# PROMPT
Your task is to output every record exactly as it is given.

[Opening AVAILABLE RECORDS section]

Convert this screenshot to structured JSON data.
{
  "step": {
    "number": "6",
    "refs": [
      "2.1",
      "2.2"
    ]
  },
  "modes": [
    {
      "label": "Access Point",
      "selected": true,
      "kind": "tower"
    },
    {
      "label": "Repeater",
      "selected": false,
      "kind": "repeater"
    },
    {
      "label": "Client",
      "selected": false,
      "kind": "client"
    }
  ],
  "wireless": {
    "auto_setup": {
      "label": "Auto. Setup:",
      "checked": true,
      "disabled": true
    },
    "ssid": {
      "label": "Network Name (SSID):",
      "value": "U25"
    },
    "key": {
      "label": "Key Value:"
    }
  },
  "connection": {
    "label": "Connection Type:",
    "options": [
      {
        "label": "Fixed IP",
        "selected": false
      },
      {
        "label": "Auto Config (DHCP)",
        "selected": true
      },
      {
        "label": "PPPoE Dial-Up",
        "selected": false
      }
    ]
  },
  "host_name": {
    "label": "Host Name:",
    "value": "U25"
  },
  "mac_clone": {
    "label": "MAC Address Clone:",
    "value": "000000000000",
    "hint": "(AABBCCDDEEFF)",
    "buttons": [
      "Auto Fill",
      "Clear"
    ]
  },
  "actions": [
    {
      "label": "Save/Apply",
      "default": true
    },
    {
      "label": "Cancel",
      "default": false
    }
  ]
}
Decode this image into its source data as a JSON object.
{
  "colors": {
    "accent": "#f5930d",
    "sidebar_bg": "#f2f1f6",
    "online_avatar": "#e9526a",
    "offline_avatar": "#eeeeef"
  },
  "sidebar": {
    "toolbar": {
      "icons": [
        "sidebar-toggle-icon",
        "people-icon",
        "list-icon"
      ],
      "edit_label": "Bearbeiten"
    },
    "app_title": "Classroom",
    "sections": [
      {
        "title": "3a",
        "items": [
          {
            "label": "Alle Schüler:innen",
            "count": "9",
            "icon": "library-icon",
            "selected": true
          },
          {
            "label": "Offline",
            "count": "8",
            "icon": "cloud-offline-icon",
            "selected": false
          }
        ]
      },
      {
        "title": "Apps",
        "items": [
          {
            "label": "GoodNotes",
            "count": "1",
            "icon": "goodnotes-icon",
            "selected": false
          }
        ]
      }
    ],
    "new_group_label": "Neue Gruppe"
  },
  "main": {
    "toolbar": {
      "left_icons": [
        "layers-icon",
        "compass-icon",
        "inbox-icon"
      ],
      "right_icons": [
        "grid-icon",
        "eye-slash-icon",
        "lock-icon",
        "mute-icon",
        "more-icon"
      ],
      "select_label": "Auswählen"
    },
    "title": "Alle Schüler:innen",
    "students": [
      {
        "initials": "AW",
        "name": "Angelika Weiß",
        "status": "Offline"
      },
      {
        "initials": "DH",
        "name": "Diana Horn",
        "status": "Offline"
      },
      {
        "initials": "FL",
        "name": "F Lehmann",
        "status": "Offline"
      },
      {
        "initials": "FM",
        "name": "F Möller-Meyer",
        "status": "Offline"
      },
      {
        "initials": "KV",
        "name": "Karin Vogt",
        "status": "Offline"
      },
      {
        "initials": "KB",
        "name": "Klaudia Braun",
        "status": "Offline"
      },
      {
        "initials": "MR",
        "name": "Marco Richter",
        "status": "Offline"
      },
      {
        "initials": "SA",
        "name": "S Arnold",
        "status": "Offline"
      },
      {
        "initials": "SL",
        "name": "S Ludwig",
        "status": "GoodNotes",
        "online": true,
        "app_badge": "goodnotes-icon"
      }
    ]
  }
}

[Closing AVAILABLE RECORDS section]

# SOLUTION TO THIS PROBLEM
Convert this screenshot to structured JSON data.
{
  "step": {
    "number": "6",
    "refs": [
      "2.1",
      "2.2"
    ]
  },
  "modes": [
    {
      "label": "Access Point",
      "selected": true,
      "kind": "tower"
    },
    {
      "label": "Repeater",
      "selected": false,
      "kind": "repeater"
    },
    {
      "label": "Client",
      "selected": false,
      "kind": "client"
    }
  ],
  "wireless": {
    "auto_setup": {
      "label": "Auto. Setup:",
      "checked": true,
      "disabled": true
    },
    "ssid": {
      "label": "Network Name (SSID):",
      "value": "U25"
    },
    "key": {
      "label": "Key Value:"
    }
  },
  "connection": {
    "label": "Connection Type:",
    "options": [
      {
        "label": "Fixed IP",
        "selected": false
      },
      {
        "label": "Auto Config (DHCP)",
        "selected": true
      },
      {
        "label": "PPPoE Dial-Up",
        "selected": false
      }
    ]
  },
  "host_name": {
    "label": "Host Name:",
    "value": "U25"
  },
  "mac_clone": {
    "label": "MAC Address Clone:",
    "value": "000000000000",
    "hint": "(AABBCCDDEEFF)",
    "buttons": [
      "Auto Fill",
      "Clear"
    ]
  },
  "actions": [
    {
      "label": "Save/Apply",
      "default": true
    },
    {
      "label": "Cancel",
      "default": false
    }
  ]
}
Decode this image into its source data as a JSON object.
{
  "colors": {
    "accent": "#f5930d",
    "sidebar_bg": "#f2f1f6",
    "online_avatar": "#e9526a",
    "offline_avatar": "#eeeeef"
  },
  "sidebar": {
    "toolbar": {
      "icons": [
        "sidebar-toggle-icon",
        "people-icon",
        "list-icon"
      ],
      "edit_label": "Bearbeiten"
    },
    "app_title": "Classroom",
    "sections": [
      {
        "title": "3a",
        "items": [
          {
            "label": "Alle Schüler:innen",
            "count": "9",
            "icon": "library-icon",
            "selected": true
          },
          {
            "label": "Offline",
            "count": "8",
            "icon": "cloud-offline-icon",
            "selected": false
          }
        ]
      },
      {
        "title": "Apps",
        "items": [
          {
            "label": "GoodNotes",
            "count": "1",
            "icon": "goodnotes-icon",
            "selected": false
          }
        ]
      }
    ],
    "new_group_label": "Neue Gruppe"
  },
  "main": {
    "toolbar": {
      "left_icons": [
        "layers-icon",
        "compass-icon",
        "inbox-icon"
      ],
      "right_icons": [
        "grid-icon",
        "eye-slash-icon",
        "lock-icon",
        "mute-icon",
        "more-icon"
      ],
      "select_label": "Auswählen"
    },
    "title": "Alle Schüler:innen",
    "students": [
      {
        "initials": "AW",
        "name": "Angelika Weiß",
        "status": "Offline"
      },
      {
        "initials": "DH",
        "name": "Diana Horn",
        "status": "Offline"
      },
      {
        "initials": "FL",
        "name": "F Lehmann",
        "status": "Offline"
      },
      {
        "initials": "FM",
        "name": "F Möller-Meyer",
        "status": "Offline"
      },
      {
        "initials": "KV",
        "name": "Karin Vogt",
        "status": "Offline"
      },
      {
        "initials": "KB",
        "name": "Klaudia Braun",
        "status": "Offline"
      },
      {
        "initials": "MR",
        "name": "Marco Richter",
        "status": "Offline"
      },
      {
        "initials": "SA",
        "name": "S Arnold",
        "status": "Offline"
      },
      {
        "initials": "SL",
        "name": "S Ludwig",
        "status": "GoodNotes",
        "online": true,
        "app_badge": "goodnotes-icon"
      }
    ]
  }
}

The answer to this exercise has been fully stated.